Web page and app entries
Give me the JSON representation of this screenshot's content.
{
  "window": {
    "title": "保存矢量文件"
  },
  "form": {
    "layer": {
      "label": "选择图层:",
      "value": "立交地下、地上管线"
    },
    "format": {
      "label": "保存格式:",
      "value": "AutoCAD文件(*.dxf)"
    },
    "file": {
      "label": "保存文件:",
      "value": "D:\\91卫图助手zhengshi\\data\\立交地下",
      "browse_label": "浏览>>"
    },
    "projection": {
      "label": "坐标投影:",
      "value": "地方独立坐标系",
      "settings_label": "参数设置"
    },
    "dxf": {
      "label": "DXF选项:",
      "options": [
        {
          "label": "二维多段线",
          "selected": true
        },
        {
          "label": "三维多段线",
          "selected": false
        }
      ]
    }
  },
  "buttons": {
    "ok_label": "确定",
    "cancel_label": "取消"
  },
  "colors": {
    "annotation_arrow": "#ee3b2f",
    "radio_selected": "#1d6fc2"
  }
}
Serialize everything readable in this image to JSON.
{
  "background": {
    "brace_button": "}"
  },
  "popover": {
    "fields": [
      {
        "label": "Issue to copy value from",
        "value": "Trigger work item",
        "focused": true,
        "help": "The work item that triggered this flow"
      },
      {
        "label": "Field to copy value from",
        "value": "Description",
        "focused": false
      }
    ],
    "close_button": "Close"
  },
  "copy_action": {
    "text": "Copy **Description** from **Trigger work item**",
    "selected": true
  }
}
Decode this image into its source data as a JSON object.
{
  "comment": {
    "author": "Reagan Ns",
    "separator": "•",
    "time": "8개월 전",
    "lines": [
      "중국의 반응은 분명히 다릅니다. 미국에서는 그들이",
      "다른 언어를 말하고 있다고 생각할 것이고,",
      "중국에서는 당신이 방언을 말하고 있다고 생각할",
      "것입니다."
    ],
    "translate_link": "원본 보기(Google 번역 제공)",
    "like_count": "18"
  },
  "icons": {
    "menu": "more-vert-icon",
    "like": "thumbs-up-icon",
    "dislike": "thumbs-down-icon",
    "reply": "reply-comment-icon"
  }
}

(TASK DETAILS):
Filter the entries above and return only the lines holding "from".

(RESULT OF THE EXERCISE):
        "label": "Issue to copy value from",
        "label": "Field to copy value from",
    "text": "Copy **Description** from **Trigger work item**",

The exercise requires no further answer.